Radio Legend Alan Almond Signs Off for Last Time

June 17th, 2015 by Don Tanner

Screen Shot 2015-06-17 at 10.39.48 PMHe was a pioneering figure in radio that courted fame and fortune yet demanded a personal life. To be sure, for more than 25 years in Metro Detroit, millions went to bed with him each night yet virtually no one ever saw his face. Everyone, however, knew his voice.  Alan Almond, king of the nighttime and best known for his “Pillow Talk” program on WNIC, passed away this week at 67.  He was truly one of a kind.

His career started in the 1970s and would continue into the 90s, largely with WNIC but also with stops at a pre-WCSX WMJC, WOMC, WMXD, WXYT-AM and WJZZ.  His dulcet-toned delivery was ideal for nights and a love-song format, which he conceptualized and implemented to incredible success.  Where today radio after-dark is dominated by teenyboppers and programming aimed at that demographic, Almond generated #1 ratings via an adult, mostly female audience who eagerly consumed a steady diet of love songs, dedications and ruminations on life and love.

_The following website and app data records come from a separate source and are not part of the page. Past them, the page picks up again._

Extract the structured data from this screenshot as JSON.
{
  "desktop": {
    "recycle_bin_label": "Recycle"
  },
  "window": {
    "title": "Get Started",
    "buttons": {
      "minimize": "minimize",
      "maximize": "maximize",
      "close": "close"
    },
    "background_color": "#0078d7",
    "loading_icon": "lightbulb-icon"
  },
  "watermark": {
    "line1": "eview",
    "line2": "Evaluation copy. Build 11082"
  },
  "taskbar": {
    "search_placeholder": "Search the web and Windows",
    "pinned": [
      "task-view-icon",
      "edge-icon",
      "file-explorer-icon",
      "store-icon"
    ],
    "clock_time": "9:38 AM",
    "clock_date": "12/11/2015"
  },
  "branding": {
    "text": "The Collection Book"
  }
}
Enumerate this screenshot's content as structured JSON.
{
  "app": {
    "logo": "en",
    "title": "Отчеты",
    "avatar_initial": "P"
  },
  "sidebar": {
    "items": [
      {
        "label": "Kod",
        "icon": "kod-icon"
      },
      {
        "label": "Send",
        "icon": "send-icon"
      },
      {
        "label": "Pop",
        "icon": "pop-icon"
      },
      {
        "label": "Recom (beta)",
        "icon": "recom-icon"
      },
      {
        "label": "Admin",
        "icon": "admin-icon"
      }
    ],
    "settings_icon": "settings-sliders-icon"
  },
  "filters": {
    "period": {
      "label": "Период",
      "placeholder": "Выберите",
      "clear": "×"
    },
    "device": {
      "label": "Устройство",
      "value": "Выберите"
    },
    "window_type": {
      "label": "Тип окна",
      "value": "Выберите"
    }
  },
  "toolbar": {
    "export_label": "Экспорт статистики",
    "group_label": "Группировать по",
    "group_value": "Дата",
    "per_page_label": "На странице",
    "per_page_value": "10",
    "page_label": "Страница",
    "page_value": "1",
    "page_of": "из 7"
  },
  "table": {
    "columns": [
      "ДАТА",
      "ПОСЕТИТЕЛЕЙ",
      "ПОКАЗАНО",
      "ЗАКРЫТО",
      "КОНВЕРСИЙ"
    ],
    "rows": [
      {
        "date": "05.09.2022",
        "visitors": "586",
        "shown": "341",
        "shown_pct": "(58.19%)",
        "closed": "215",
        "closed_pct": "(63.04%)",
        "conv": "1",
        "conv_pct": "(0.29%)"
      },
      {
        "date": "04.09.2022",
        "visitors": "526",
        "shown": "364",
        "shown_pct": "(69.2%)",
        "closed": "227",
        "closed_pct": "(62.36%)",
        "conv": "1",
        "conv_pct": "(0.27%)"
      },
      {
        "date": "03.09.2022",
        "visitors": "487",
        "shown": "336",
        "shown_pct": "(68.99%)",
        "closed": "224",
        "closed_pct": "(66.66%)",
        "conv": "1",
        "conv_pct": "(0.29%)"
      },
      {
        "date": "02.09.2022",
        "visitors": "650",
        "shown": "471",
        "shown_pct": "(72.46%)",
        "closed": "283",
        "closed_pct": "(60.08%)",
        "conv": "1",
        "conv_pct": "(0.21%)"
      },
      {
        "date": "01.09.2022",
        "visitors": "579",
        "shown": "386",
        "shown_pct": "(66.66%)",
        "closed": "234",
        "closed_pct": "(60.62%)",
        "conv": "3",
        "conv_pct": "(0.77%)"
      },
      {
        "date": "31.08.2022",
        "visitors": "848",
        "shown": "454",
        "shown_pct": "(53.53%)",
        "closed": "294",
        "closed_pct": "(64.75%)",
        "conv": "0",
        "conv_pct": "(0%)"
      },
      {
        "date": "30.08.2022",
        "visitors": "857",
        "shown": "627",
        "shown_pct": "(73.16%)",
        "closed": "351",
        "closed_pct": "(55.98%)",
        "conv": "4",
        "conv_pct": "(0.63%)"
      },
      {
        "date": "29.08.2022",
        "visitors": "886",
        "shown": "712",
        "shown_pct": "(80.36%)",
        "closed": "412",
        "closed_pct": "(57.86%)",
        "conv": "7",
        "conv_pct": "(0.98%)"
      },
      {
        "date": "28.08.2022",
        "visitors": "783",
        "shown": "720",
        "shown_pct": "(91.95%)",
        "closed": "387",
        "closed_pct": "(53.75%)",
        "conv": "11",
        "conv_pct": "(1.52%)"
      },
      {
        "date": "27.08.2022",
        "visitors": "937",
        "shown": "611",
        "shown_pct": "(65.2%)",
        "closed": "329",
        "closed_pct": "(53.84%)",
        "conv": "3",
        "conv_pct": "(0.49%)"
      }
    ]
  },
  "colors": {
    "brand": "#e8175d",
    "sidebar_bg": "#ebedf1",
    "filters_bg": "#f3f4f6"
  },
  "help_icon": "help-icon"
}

And his voice.  Like audio from God himself reverberating from the ether, slowly, deliberately and, to his audience, sensually. If radio is at its best as theater of the mind, Almond was a Tony-worthy actor, affecting for his listeners a radiowave landscape of dinner by candlelight and walks along the beach.

So key to his success, of course, was the mystique surrounding what Alan Almond actually looked like.  While desirous of out-of-studio privacy, Almond was also a master marketer and brand imager – understanding the value of never showing his face to ensure his fans forever maintained their own mental and emotional image and perception of who and what he was.  One of a kind, yet a man of a million faces, his voice and legacy will live on as we remember and treasure.





“No Offense, But Most Press Releases Are Bullsh*t.”

June 7th, 2015 by Matt Friedman

images-1If I have to sit next to someone at a wedding who I don’t know, it may as well be a voracious news consumer. At least we have something in common.

That was the case this weekend when the man sitting next to me was a former Wall Street banker who sold his firm and now concentrates on private investments. It sounds like a nice gig if you can get it. He asked me what news sources I rely upon to follow trends in business and he was surprised to learn my opinion that the traditional nameplates really, most often, still do serve best. He said, though, in today’s media environment, it’s a challenge to find the real “meat” of mergers and acquisitions news because, as he put it, “No offense, but most press releases are bullish*t.”

None taken, Buddy. None taken whatsoever. Nowhere is stereotypical corporate PR BS on display bigger and bolder than when it comes to announcing “M&A” deals. Here are a few gems from just a quick search of recent releases:

-”We are thrilled about the unique opportunities this merger will create for our
 consumers worldwide, as well as our employees and business partners.”

-”Today’s announcement is a transformative step in our objective to become the industry leader…”

-”This acquisition supports our strategy to provide a…connection for consumers, creators and advertisers to deliver that premium customer experience.”

As is so often the case, releases and their quotes are written primarily for the executives who made the deal, with not enough thought given to the audiences that may be able to rely on the releases for information. Rarely do these announcements spell out the “why” of a deal, beyond buzzwords and platitudes. Usually, that’s for business journalists to find out and there are fewer and fewer of them each year.

So, if my wedding reception neighbor doesn’t trust press releases and the stories that result from them to get the information he needs, where does he turn? He says he frustratingly has to “dig” on this own to find the story behind the story, importantly, details on funding sources being used.

I’m not asking for sympathy for the “private investor” who has to track down information on this own time. But, it would seem companies coming together are doing it, among other reasons, to attract new investment. Their cliche driven press releases not only make our eyes roll, they may turn off one of the audiences they’re trying to interest. That’s something that should be considered in “The C Suites.”